Eblovi contends the measure is “about a method of financing that tries to avoid voter approval, that can issue unlimited amounts of debt, and that has the potential to bring down the city,” he wrote in an email. “I think the measure is a reasonable and common-sense check on power that most people will favor.”
Supporters contend it would only apply to lease-revenue bonds and pointed to the council agreeing 4-1 to take out this form of financing to fund Half Moon Bay’s new library — a $22 million collaboration for which the county agreed to pay for half.
But the city no longer plans to use lease revenue bonds as the Board of Supervisors agreed to loan it the money instead.
Yet that hasn’t satisfied Measure F proponents’ concerns and they argue Half Moon Bay needs a higher threshold for certain financing decisions.
Vice Mayor Deborah Ruddock, who returned to the council along with newcomer Deborah Penrose during the November 2014 election — both cited the Main Street Bridge as a reason to run — signed a ballot argument favoring the proposal.
Last year, Ruddock voted against applying to use lease revenue bonds for the library.
“I believe the city needs to be cautious when it comes to borrowing and spending in excess of revenue generated from taxes and fees. I believe the act simply raises the bar a bit for council approval of significant debt without voter consent,” Ruddock wrote in an email, adding she believes it only applies to riskier lease revenue bonds. “Now as Election Day approaches, opponents fearing for their pet projects and high-priced bond lawyers are claiming the act is overly broad. Let’s calm down and let the voters decide, and if the act is later challenged successfully on these grounds, the council will address the issue.”
But Gallogly noted expert consultants who focus on municipal bonds said the ballot language is so broad it could be applied to nearly any type of financing other than general obligation bonds or what’s approved by the voters. In a stringent reading of the measure, Gallogly noted even things like leasing a city vehicle, seeking to participate in low-interest state revolving loan funds, or essentially any time it borrows money without voter approval, could qualify.
“With a four-fifths supermajority vote required, it can get difficult to get things done,” Gallogly said, adding if one councilmember is absent then all must approve to satisfy the supermajority threshold as written. “I’m not aware of any other Bay Area cities that have put such a requirement in place.”

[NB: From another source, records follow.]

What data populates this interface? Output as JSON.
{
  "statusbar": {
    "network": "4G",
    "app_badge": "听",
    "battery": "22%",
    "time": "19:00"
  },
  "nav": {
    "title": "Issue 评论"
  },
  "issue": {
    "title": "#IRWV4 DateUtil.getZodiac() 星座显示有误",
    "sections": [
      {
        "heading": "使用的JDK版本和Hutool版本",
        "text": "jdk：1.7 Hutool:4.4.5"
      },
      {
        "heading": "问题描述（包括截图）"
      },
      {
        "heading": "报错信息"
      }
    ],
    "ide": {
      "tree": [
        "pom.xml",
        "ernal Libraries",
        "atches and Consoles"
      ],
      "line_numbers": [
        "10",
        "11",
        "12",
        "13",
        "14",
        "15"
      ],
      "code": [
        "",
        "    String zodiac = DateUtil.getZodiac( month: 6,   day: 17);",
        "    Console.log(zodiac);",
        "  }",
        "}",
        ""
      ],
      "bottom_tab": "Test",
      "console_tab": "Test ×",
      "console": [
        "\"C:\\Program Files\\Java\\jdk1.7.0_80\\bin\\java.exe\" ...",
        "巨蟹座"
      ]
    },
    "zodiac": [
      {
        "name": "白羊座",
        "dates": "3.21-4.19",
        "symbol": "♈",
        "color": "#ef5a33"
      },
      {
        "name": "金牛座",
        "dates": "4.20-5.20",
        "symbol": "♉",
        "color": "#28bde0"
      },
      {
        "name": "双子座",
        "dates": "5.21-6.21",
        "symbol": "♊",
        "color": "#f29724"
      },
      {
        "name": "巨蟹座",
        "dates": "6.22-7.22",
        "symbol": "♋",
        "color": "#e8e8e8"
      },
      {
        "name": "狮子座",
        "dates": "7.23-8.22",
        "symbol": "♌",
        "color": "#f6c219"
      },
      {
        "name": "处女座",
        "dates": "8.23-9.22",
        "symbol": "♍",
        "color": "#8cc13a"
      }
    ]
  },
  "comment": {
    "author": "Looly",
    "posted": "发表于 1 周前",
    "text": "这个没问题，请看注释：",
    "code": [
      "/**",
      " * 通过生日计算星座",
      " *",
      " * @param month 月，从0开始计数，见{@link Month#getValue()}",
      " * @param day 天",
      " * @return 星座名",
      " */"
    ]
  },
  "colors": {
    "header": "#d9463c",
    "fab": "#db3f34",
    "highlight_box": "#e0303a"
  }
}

Eblovi disagreed that it was broad enough to cover other types of funding calling the argument “utter hogwash.”
About 765 valid signatures put the measure on the ballot and Eblovi contends it would protect against the potential financial disaster lease revenue bonds pose and, in his ballot statements, stated the city has a history of poorly managing its finances or major projects.

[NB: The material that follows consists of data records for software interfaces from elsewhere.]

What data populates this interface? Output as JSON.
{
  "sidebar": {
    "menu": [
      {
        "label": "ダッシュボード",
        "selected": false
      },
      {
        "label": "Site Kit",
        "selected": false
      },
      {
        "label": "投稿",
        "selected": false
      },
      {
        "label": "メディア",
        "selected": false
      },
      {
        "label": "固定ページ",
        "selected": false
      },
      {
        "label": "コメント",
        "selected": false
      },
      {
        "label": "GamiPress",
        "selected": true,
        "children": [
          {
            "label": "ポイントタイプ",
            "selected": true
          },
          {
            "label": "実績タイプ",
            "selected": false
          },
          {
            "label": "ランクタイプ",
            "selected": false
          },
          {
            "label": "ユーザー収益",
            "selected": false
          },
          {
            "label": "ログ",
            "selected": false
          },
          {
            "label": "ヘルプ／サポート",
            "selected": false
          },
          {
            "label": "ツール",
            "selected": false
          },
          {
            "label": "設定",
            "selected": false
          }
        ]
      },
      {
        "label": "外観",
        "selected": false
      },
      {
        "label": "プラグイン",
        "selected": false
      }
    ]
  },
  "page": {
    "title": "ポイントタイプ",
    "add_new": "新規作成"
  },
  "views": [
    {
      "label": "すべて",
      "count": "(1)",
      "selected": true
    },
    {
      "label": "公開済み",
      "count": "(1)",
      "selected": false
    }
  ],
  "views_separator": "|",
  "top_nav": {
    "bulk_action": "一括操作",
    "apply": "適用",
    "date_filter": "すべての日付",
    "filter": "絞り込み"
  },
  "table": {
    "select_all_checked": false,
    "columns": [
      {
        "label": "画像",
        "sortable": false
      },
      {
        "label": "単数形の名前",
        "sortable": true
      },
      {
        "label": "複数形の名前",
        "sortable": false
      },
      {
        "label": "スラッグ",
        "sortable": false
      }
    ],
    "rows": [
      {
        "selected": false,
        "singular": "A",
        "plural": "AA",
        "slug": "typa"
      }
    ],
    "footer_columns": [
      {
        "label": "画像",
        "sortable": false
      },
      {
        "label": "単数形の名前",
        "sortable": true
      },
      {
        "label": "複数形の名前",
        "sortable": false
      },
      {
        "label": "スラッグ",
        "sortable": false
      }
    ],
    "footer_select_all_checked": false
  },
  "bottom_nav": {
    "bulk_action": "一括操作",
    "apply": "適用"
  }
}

Their arguments are reminiscent of the Main Street Bridge debate when a citizens’ 2014 initiative, also titled Measure F, won against a competing city initiative. Now the council is prevented from demolishing the 100-year-old structure without returning to the voters.

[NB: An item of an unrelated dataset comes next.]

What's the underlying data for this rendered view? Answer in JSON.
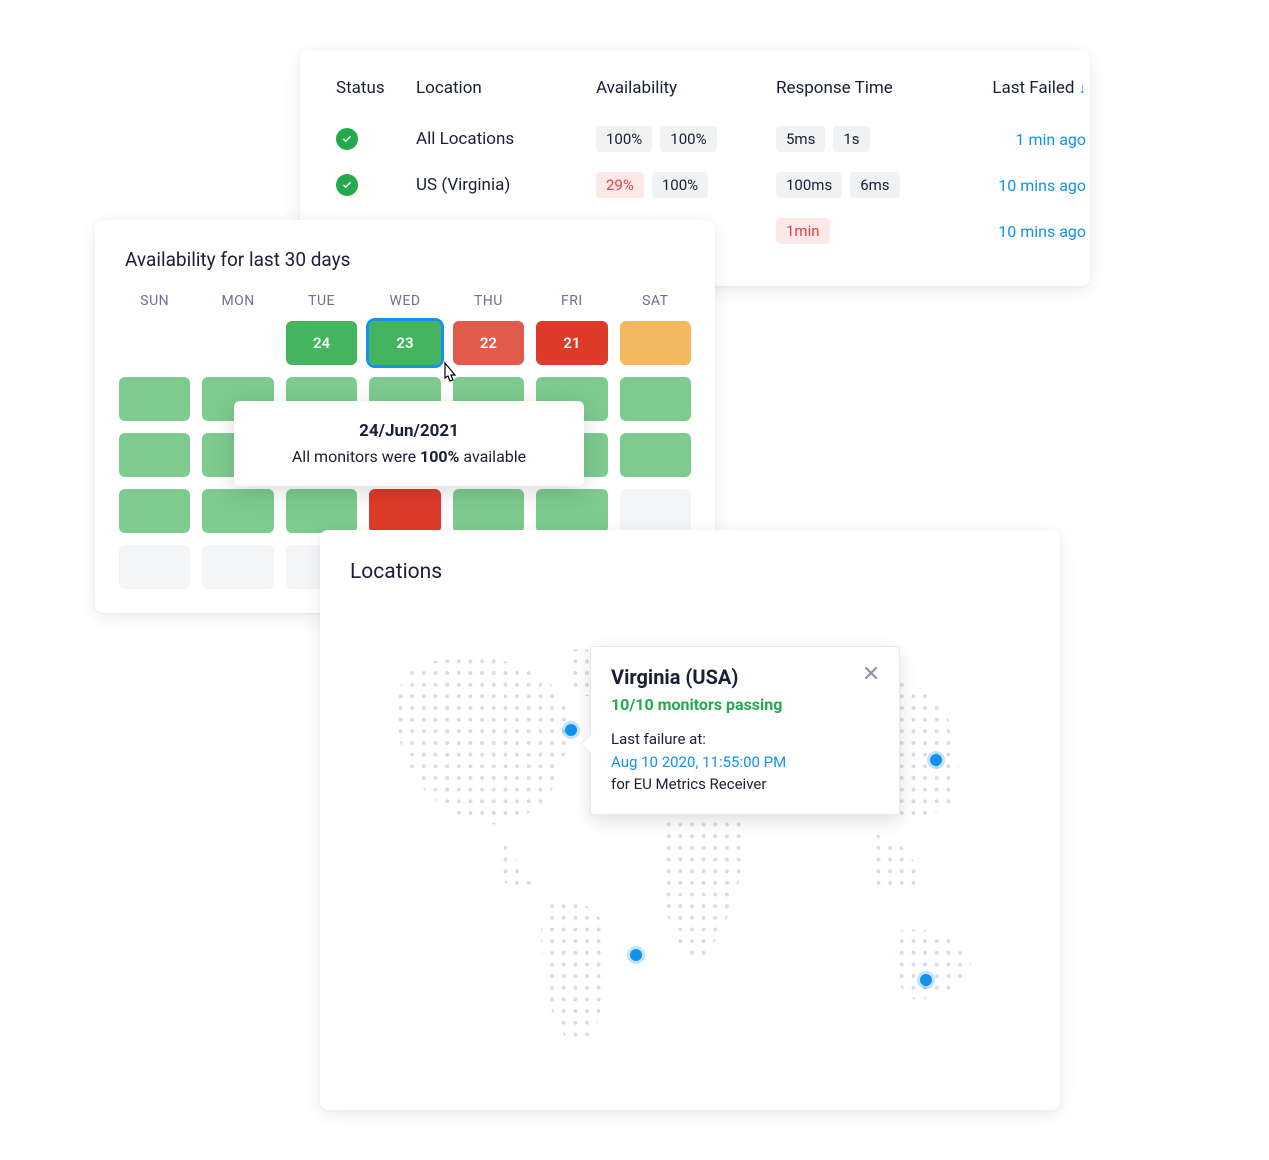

New Measure F supporters include previous bridge advocates such as Harvey Rarback, who dropped out of the 2014 council race and sits on the Coastside Fire Protection District board.
Eblovi appeared in court last week to ask a county judge to dismiss opponents’ ballot arguments. He named Measure F opponents Kowalczyk as well as former councilmembers Naomi Patridge and Allan Alifano, who lost re-election in 2014, as respondents for signing the ballot arguments. Ultimately, the judge ruled against Eblovi as he couldn’t prove any inaccuracies and such arguments are traditionally protected as free speech, said Jim Sutton, a lawyer hired by Alifano.
Kowalczyk said the measure is sponsored by known critics of the city who’ve long questioned community projects like the new skate park, Mac Dutra Plaza and the library.
“The proponents of Measure F worked hard to stop all these projects,” Kowalczyk said, “and with the added weapon of Measure F will be able to wreak havoc on the future needs of the city.”